One ever-increasing threat your business faces in the cloud and remote work climate is the threat of data loss and exfiltration. Breaches are increasing along with their perpetrators resulting in data loss and ransom attacks exposing costly and embarrassing regulatory violations. It’s the world we live in. All you have to do is check today’s news, perhaps even in your own industry.

In the age of Personal Protective Equipment (PPE) and Paycheck Protection Programs (PPP) I want to invent another “protective” acronym… Practical Password Protection (PPP.) Yes, I want to suggest there are some practical things your organization can and should be employing to prevent surprises published in next week’s headlines.

Well known in the Security and Risk Management domain, and just a matter of good cyber hygiene is the use of at least two of the 3 following authentication types.

Type 1 – Something you know

Type 2 – Something you have

Type 3 – Something you are

Let me give you some simple examples. Something you know is your password. Keep that as strong and random as possible. Something only you know and not broadcast over social channels like your birthdate or phone number which are readily available to any opportunist hacker. Also, don’t tempt every skilled passerby at the office to impersonate you having snapped a photo from the sticky note password you left brightly visible on your monitor. Now if someone happens to break through that authentication layer 1, that’s where the next two layers of defense enter the scene. Something you have is your cell phone, access badge, or Fido 2 USB Key. Something you are is your face, thumbprint, or other biometric such as a retina scan.

Let’s face it, most small businesses don’t need retina scans, nor do they need 3 factors of authentication. Two is plenty to prevent the “impossible logins” where you’ve signed in from Phoenix and then 2 hours later from China, right? The idea is that while your data is accessible over the internet and in the cloud, it should only be accessible by authorized users from specific places and not someone outside of your organization in another time zone while your entire team is sleeping.

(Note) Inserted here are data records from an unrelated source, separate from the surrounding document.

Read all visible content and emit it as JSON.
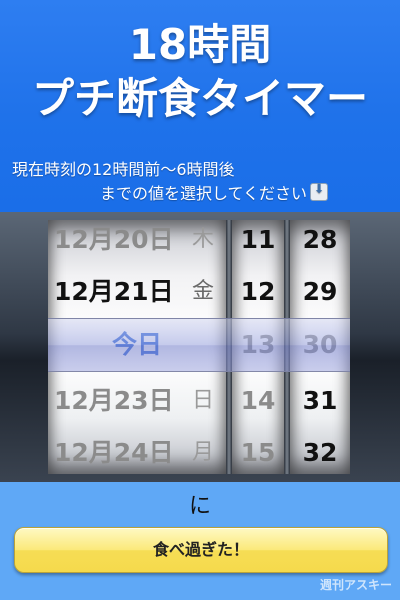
{
  "header": {
    "title_line1": "18時間",
    "title_line2": "プチ断食タイマー",
    "instruction_line1": "現在時刻の12時間前〜6時間後",
    "instruction_line2": "までの値を選択してください",
    "instruction_icon": "down-arrow-icon"
  },
  "picker": {
    "date_rows": [
      {
        "date": "12月20日",
        "weekday": "木"
      },
      {
        "date": "12月21日",
        "weekday": "金"
      },
      {
        "date": "今日",
        "weekday": ""
      },
      {
        "date": "12月23日",
        "weekday": "日"
      },
      {
        "date": "12月24日",
        "weekday": "月"
      }
    ],
    "hour_rows": [
      "11",
      "12",
      "13",
      "14",
      "15"
    ],
    "minute_rows": [
      "28",
      "29",
      "30",
      "31",
      "32"
    ],
    "selected": {
      "date": "今日",
      "hour": "13",
      "minute": "30"
    }
  },
  "connector_text": "に",
  "action_button_label": "食べ過ぎた！",
  "watermark": "週刊アスキー",
  "colors": {
    "header_blue": "#1f72ea",
    "background_blue": "#5fa8f6",
    "button_yellow": "#f6dd55",
    "selected_today_blue": "#2f66d9"
  }
}
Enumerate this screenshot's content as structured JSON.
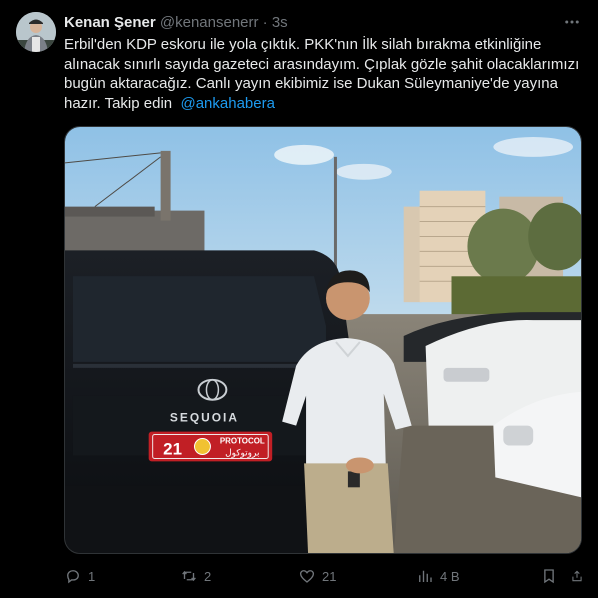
{
  "tweet": {
    "author": {
      "name": "Kenan Şener",
      "handle": "@kenansenerr",
      "separator": "·",
      "time": "3s"
    },
    "text": "Erbil'den KDP eskoru ile yola çıktık. PKK'nın İlk silah bırakma etkinliğine alınacak sınırlı sayıda gazeteci arasındayım. Çıplak gözle şahit olacaklarımızı bugün aktaracağız. Canlı yayın ekibimiz ise Dukan Süleymaniye'de yayına hazır. Takip edin",
    "mention": "@ankahabera",
    "media": {
      "vehicle_badge": "SEQUOIA",
      "plate_number": "21",
      "plate_label": "PROTOCOL",
      "plate_label_ar": "بروتوكول"
    },
    "actions": {
      "reply_count": "1",
      "retweet_count": "2",
      "like_count": "21",
      "views_count": "4 B"
    },
    "icons": {
      "more": "more-icon",
      "reply": "reply-icon",
      "retweet": "retweet-icon",
      "like": "like-icon",
      "views": "views-icon",
      "bookmark": "bookmark-icon",
      "share": "share-icon"
    },
    "colors": {
      "background": "#000000",
      "text": "#e7e9ea",
      "secondary": "#71767b",
      "link": "#1d9bf0",
      "border": "#2f3336"
    }
  }
}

You may have heard some other acronyms that should be a normal part of your life by now, whether or not you can recite them. Two Factor Authentication (2FA,) Multifactor Authentication (MFA) or One Time Password (OTP.) These are all Authentication type 2’s which employ a secondary password protection with something that only you have in your pocket.

Back to Facial recognition. Don’t think it’s “tinfoil hat” stuff as many entities employ it actually to simplify hardened security measures in high stakes, regulatory compliance environments. In other cases just to simplify the authentication process altogether.

How about removing passwords altogether?

You may want to remove passwords altogether and sign in with just your face. In a Microsoft stack, for instance, you can have your data in Office 365, devices compliant through Intune, on-premise data synchronized using Azure AD Connect and conditional access rules hardened with Azure allowing your Surface or compatible Windows Hello device log you in with “passwordless authentication” simply by using your face. How cool is that?

Single Sign-On (SSO) and Password tools such as Azure Active Directory and Lastpass can also help federate access to all your portals with one simple login. And you thought all this authentication stuff was going to make your life harder? It’s actually quite exciting how both security and convenience are converging in the Cloud.

Reach out to Cloudience to find out how you can simplify access and employ the best password protection for your growing business.